An Interview with Alan Chvotkin

Note: Alan Chvotkin is the EVP and Counsel of the Professional Services Council (PSC).

OCI:  Why has the volume of proposals dropped during 2015?

Alan Chvotkin:  For four years in a row, government spending on the purchase of goods and services is down year-over-year, although not uniformly across all areas. For example, IT spending is up a little in FY 15, primarily related to cyber.  There is greater use of task orders under existing contract vehicles and the budget uncertainties of the prior year pushed a lot of RFP releases to the right. That agency uncertainty is not a factor for FY 15 since every agency but DHS received their appropriations in December 2014 and DHS got their appropriations in March 2015. I expect the final numbers for discretionary and contract spending in FY 15 will show that the downward trend either halted or slightly reversed.
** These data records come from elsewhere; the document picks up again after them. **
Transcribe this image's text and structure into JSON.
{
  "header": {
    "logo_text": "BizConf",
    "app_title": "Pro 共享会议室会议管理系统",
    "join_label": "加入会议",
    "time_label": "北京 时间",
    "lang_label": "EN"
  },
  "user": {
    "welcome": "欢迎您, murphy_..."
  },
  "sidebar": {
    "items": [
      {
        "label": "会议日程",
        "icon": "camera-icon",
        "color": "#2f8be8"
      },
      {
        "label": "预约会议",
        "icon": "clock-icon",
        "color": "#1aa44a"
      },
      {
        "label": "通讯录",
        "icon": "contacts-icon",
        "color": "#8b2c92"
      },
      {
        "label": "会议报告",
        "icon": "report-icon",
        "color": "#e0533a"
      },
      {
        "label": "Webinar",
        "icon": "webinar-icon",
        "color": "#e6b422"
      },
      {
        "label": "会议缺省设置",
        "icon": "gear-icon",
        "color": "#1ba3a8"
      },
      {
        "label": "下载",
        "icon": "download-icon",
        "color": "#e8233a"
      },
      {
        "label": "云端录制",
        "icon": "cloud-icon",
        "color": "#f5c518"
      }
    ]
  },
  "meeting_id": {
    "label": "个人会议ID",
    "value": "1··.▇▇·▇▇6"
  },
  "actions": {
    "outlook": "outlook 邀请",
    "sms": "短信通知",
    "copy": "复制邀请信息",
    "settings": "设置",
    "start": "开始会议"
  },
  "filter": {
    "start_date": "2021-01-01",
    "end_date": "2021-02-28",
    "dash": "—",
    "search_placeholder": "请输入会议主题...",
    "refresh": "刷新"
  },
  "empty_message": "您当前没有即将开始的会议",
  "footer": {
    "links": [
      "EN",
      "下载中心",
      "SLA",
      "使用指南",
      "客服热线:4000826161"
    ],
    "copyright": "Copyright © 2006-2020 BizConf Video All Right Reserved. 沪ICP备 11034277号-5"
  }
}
OCI:  How are the FY 2016 appropriations shaping up?

Alan Chvotkin:  Congress will almost certainly have to enact one or more Continuing Resolutions (CR) at the start of the fiscal year. Discretionary spending will be roughly flat based on the predetermined levels in the Budget Control Act (BCA). However, the president’s FY 16 budget is 10%, or $78 Billion, higher than the Budget Control Act allows to provide more spending for both civilian and DoD agencies and to eliminate sequestration. The congressional budget plan would match the president’s defense number but significantly reduce domestic spending to remain within the BCA caps. When the dust settles, my best guess is that there will be a small compromise, with a slight increase in spending for both civilian and defense agencies. Further, because of the special budget treatment it gets, the overseas contingency operations accounts will be the pressure relief valve to help both parties meet their respective agendas.

OCI:  When will we see appropriations for FY 2016?

Alan Chvotkin:  I don’t expect to see FY16 “regular” appropriations until late November or early December and thus I expect that we will have another year of “cliff hangers” through November.  We may see a series of CRs between October and Thanksgiving.  Everyone is hoping that the congressional leadership and the White House will come up with a compromise.

OCI:  What about the debt ceiling?

Alan Chvotkin:  The debt ceiling will probably be reached in late fall but I don’t see it being a significant issue in the discretionary spending debate.  Every time the GOP tries to make it into something more, the president stands his ground.  The issue of an actual default is so unpalatable that it isn’t any leverage as a bargaining platform.  Congress will raise the debt ceiling by a small amount.  Since tax revenue has been strong and mandatory spending slightly lower, the government has been able to manage its way under the current debt ceiling since last year.

OCI:  Will there be a renewal of sequestration?

Alan Chvotkin:  I think there will be a one-year adjustment for FY 16.  There is likely to be a slight increase in defense and civilian agency funds.  The conservatives in Congress lack the clout (and the votes) needed to produce a different outcome.